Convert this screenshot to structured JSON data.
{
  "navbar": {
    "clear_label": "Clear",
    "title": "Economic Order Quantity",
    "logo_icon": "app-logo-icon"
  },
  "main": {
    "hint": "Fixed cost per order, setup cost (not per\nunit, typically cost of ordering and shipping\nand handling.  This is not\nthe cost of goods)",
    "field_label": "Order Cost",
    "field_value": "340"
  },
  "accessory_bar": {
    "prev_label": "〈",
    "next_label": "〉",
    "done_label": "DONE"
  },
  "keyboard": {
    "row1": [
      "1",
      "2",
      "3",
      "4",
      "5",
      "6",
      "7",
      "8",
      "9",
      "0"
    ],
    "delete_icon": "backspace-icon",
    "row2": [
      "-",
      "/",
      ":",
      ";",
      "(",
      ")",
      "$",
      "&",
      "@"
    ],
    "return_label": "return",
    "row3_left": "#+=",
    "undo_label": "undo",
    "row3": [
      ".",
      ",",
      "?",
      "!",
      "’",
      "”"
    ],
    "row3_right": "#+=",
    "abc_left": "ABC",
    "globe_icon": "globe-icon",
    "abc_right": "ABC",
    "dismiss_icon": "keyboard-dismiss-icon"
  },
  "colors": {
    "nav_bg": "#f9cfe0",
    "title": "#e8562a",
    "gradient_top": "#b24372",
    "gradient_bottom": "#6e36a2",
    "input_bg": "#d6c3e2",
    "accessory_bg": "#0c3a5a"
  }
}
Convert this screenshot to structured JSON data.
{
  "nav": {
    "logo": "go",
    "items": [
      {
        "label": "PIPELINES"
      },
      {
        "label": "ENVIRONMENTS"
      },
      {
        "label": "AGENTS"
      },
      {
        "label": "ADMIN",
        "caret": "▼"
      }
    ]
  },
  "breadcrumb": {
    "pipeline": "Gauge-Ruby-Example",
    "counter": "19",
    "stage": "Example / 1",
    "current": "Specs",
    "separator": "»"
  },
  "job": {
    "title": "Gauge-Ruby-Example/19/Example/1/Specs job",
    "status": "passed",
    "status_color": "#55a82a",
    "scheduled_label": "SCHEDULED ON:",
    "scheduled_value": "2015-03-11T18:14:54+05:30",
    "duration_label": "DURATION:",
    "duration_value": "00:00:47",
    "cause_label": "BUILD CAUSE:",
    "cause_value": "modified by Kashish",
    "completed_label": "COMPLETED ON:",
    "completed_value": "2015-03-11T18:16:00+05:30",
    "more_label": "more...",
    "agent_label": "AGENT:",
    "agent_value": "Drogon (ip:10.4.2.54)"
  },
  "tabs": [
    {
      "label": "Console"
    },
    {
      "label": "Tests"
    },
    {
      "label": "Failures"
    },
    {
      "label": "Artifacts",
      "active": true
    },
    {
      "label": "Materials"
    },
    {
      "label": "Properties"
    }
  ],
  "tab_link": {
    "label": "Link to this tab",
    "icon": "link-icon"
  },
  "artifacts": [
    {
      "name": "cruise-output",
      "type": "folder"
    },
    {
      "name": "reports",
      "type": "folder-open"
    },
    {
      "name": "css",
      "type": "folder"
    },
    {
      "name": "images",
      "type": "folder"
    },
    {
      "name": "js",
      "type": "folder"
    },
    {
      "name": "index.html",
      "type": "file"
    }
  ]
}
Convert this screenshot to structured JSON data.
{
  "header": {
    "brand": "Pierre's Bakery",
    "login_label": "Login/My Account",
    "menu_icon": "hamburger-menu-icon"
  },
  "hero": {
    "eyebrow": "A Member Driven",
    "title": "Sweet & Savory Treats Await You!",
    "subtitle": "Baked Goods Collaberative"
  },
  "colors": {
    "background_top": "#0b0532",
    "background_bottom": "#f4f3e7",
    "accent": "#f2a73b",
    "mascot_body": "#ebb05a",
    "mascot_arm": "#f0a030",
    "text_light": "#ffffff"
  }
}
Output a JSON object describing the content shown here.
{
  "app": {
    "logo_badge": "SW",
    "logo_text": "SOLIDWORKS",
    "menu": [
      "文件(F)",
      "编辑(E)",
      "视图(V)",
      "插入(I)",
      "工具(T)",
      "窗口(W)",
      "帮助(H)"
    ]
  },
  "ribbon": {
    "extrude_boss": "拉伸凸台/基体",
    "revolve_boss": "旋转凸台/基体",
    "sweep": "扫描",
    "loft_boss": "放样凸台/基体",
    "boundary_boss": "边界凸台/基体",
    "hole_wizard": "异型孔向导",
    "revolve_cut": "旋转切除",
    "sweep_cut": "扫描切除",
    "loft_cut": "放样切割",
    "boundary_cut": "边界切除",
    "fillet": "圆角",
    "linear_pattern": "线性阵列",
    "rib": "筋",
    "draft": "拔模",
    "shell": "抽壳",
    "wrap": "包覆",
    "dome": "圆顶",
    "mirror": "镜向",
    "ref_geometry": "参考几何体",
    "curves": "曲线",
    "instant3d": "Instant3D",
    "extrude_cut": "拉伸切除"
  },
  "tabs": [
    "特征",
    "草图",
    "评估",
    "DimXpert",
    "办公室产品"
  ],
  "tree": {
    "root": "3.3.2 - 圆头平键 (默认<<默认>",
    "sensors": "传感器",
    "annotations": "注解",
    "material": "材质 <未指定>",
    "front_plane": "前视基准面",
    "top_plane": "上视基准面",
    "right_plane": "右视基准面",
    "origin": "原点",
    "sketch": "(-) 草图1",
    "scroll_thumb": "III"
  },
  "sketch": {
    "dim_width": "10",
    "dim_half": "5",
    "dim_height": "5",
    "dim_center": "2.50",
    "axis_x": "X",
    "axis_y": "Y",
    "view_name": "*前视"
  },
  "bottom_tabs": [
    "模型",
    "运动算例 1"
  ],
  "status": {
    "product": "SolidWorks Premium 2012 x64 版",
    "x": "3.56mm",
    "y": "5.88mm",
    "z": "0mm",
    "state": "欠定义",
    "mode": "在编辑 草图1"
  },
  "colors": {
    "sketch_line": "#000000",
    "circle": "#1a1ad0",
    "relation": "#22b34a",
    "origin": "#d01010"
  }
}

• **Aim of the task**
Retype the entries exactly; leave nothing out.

• **Solution for this task**
Convert this screenshot to structured JSON data.
{
  "navbar": {
    "clear_label": "Clear",
    "title": "Economic Order Quantity",
    "logo_icon": "app-logo-icon"
  },
  "main": {
    "hint": "Fixed cost per order, setup cost (not per\nunit, typically cost of ordering and shipping\nand handling.  This is not\nthe cost of goods)",
    "field_label": "Order Cost",
    "field_value": "340"
  },
  "accessory_bar": {
    "prev_label": "〈",
    "next_label": "〉",
    "done_label": "DONE"
  },
  "keyboard": {
    "row1": [
      "1",
      "2",
      "3",
      "4",
      "5",
      "6",
      "7",
      "8",
      "9",
      "0"
    ],
    "delete_icon": "backspace-icon",
    "row2": [
      "-",
      "/",
      ":",
      ";",
      "(",
      ")",
      "$",
      "&",
      "@"
    ],
    "return_label": "return",
    "row3_left": "#+=",
    "undo_label": "undo",
    "row3": [
      ".",
      ",",
      "?",
      "!",
      "’",
      "”"
    ],
    "row3_right": "#+=",
    "abc_left": "ABC",
    "globe_icon": "globe-icon",
    "abc_right": "ABC",
    "dismiss_icon": "keyboard-dismiss-icon"
  },
  "colors": {
    "nav_bg": "#f9cfe0",
    "title": "#e8562a",
    "gradient_top": "#b24372",
    "gradient_bottom": "#6e36a2",
    "input_bg": "#d6c3e2",
    "accessory_bg": "#0c3a5a"
  }
}
Convert this screenshot to structured JSON data.
{
  "nav": {
    "logo": "go",
    "items": [
      {
        "label": "PIPELINES"
      },
      {
        "label": "ENVIRONMENTS"
      },
      {
        "label": "AGENTS"
      },
      {
        "label": "ADMIN",
        "caret": "▼"
      }
    ]
  },
  "breadcrumb": {
    "pipeline": "Gauge-Ruby-Example",
    "counter": "19",
    "stage": "Example / 1",
    "current": "Specs",
    "separator": "»"
  },
  "job": {
    "title": "Gauge-Ruby-Example/19/Example/1/Specs job",
    "status": "passed",
    "status_color": "#55a82a",
    "scheduled_label": "SCHEDULED ON:",
    "scheduled_value": "2015-03-11T18:14:54+05:30",
    "duration_label": "DURATION:",
    "duration_value": "00:00:47",
    "cause_label": "BUILD CAUSE:",
    "cause_value": "modified by Kashish",
    "completed_label": "COMPLETED ON:",
    "completed_value": "2015-03-11T18:16:00+05:30",
    "more_label": "more...",
    "agent_label": "AGENT:",
    "agent_value": "Drogon (ip:10.4.2.54)"
  },
  "tabs": [
    {
      "label": "Console"
    },
    {
      "label": "Tests"
    },
    {
      "label": "Failures"
    },
    {
      "label": "Artifacts",
      "active": true
    },
    {
      "label": "Materials"
    },
    {
      "label": "Properties"
    }
  ],
  "tab_link": {
    "label": "Link to this tab",
    "icon": "link-icon"
  },
  "artifacts": [
    {
      "name": "cruise-output",
      "type": "folder"
    },
    {
      "name": "reports",
      "type": "folder-open"
    },
    {
      "name": "css",
      "type": "folder"
    },
    {
      "name": "images",
      "type": "folder"
    },
    {
      "name": "js",
      "type": "folder"
    },
    {
      "name": "index.html",
      "type": "file"
    }
  ]
}
Convert this screenshot to structured JSON data.
{
  "header": {
    "brand": "Pierre's Bakery",
    "login_label": "Login/My Account",
    "menu_icon": "hamburger-menu-icon"
  },
  "hero": {
    "eyebrow": "A Member Driven",
    "title": "Sweet & Savory Treats Await You!",
    "subtitle": "Baked Goods Collaberative"
  },
  "colors": {
    "background_top": "#0b0532",
    "background_bottom": "#f4f3e7",
    "accent": "#f2a73b",
    "mascot_body": "#ebb05a",
    "mascot_arm": "#f0a030",
    "text_light": "#ffffff"
  }
}
Output a JSON object describing the content shown here.
{
  "app": {
    "logo_badge": "SW",
    "logo_text": "SOLIDWORKS",
    "menu": [
      "文件(F)",
      "编辑(E)",
      "视图(V)",
      "插入(I)",
      "工具(T)",
      "窗口(W)",
      "帮助(H)"
    ]
  },
  "ribbon": {
    "extrude_boss": "拉伸凸台/基体",
    "revolve_boss": "旋转凸台/基体",
    "sweep": "扫描",
    "loft_boss": "放样凸台/基体",
    "boundary_boss": "边界凸台/基体",
    "hole_wizard": "异型孔向导",
    "revolve_cut": "旋转切除",
    "sweep_cut": "扫描切除",
    "loft_cut": "放样切割",
    "boundary_cut": "边界切除",
    "fillet": "圆角",
    "linear_pattern": "线性阵列",
    "rib": "筋",
    "draft": "拔模",
    "shell": "抽壳",
    "wrap": "包覆",
    "dome": "圆顶",
    "mirror": "镜向",
    "ref_geometry": "参考几何体",
    "curves": "曲线",
    "instant3d": "Instant3D",
    "extrude_cut": "拉伸切除"
  },
  "tabs": [
    "特征",
    "草图",
    "评估",
    "DimXpert",
    "办公室产品"
  ],
  "tree": {
    "root": "3.3.2 - 圆头平键 (默认<<默认>",
    "sensors": "传感器",
    "annotations": "注解",
    "material": "材质 <未指定>",
    "front_plane": "前视基准面",
    "top_plane": "上视基准面",
    "right_plane": "右视基准面",
    "origin": "原点",
    "sketch": "(-) 草图1",
    "scroll_thumb": "III"
  },
  "sketch": {
    "dim_width": "10",
    "dim_half": "5",
    "dim_height": "5",
    "dim_center": "2.50",
    "axis_x": "X",
    "axis_y": "Y",
    "view_name": "*前视"
  },
  "bottom_tabs": [
    "模型",
    "运动算例 1"
  ],
  "status": {
    "product": "SolidWorks Premium 2012 x64 版",
    "x": "3.56mm",
    "y": "5.88mm",
    "z": "0mm",
    "state": "欠定义",
    "mode": "在编辑 草图1"
  },
  "colors": {
    "sketch_line": "#000000",
    "circle": "#1a1ad0",
    "relation": "#22b34a",
    "origin": "#d01010"
  }
}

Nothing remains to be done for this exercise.